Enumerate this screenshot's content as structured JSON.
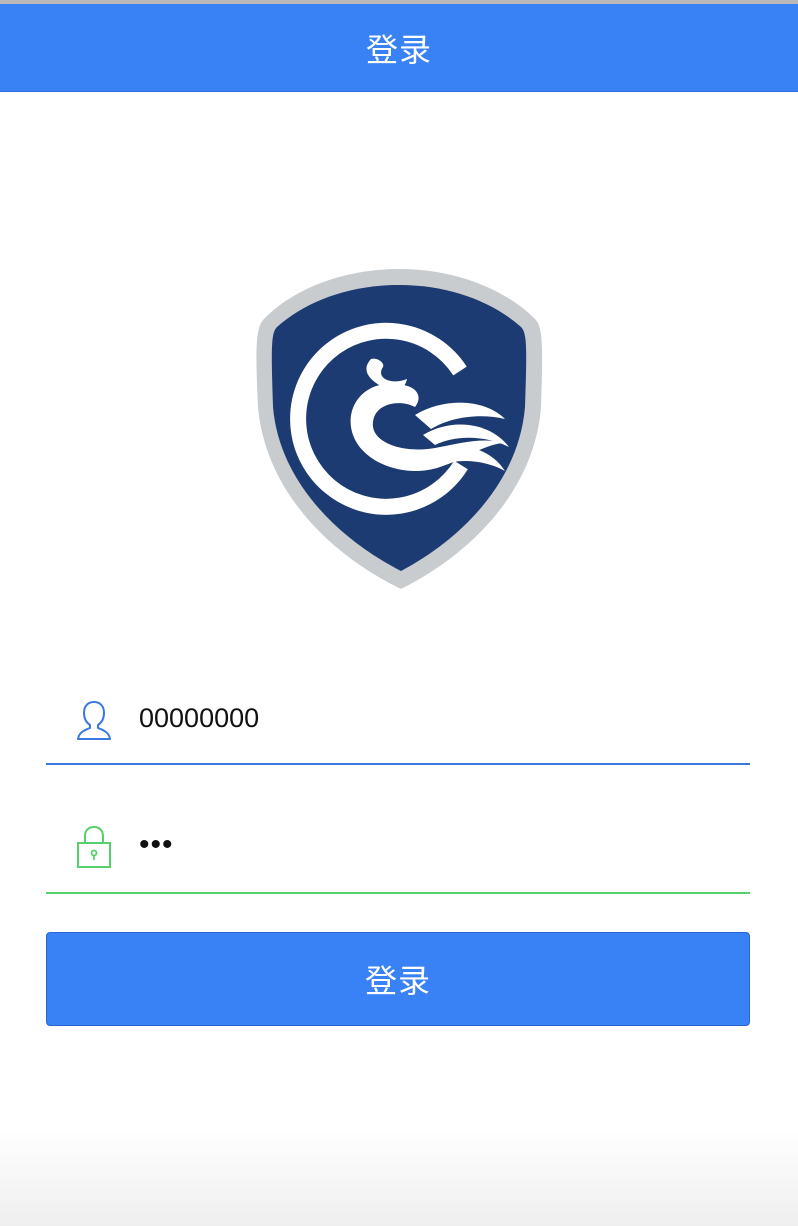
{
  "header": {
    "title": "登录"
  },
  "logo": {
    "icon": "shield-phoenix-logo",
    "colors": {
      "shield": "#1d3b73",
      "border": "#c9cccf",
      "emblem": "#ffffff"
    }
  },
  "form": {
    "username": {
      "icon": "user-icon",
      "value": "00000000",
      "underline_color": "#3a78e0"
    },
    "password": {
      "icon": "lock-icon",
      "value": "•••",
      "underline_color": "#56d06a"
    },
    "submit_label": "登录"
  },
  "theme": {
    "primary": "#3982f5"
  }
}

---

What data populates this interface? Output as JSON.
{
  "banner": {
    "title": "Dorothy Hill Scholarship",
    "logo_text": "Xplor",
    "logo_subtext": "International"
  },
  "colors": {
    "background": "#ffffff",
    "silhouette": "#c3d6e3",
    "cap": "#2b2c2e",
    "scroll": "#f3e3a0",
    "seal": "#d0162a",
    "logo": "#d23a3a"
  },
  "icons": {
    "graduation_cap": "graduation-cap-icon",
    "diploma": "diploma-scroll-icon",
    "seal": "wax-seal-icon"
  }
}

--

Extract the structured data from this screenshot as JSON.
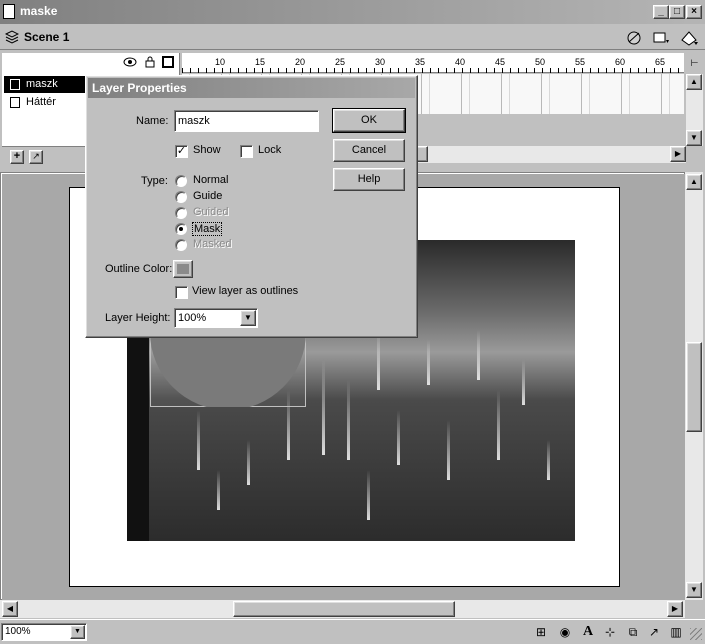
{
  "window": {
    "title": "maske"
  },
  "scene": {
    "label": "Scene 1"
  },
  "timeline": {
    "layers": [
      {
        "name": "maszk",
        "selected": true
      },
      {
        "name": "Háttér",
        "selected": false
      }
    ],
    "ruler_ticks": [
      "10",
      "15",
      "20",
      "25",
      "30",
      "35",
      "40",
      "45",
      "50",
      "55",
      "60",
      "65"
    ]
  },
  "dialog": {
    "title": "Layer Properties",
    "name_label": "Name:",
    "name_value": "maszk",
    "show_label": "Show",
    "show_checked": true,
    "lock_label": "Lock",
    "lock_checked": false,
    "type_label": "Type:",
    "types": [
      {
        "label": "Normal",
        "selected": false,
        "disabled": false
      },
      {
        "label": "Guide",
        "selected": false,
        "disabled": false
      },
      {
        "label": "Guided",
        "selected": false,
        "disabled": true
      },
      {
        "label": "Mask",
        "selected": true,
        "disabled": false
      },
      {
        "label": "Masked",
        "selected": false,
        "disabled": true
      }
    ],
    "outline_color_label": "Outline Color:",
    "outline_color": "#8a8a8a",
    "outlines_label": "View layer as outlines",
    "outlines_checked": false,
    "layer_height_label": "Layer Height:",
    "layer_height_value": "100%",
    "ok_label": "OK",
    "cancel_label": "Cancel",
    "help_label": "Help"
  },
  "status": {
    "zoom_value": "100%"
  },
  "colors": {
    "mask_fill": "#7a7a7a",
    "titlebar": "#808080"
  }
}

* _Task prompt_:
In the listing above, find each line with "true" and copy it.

* _Written answer_:
        "selected": true
    "show_checked": true,
        "disabled": true
        "selected": true,
        "disabled": true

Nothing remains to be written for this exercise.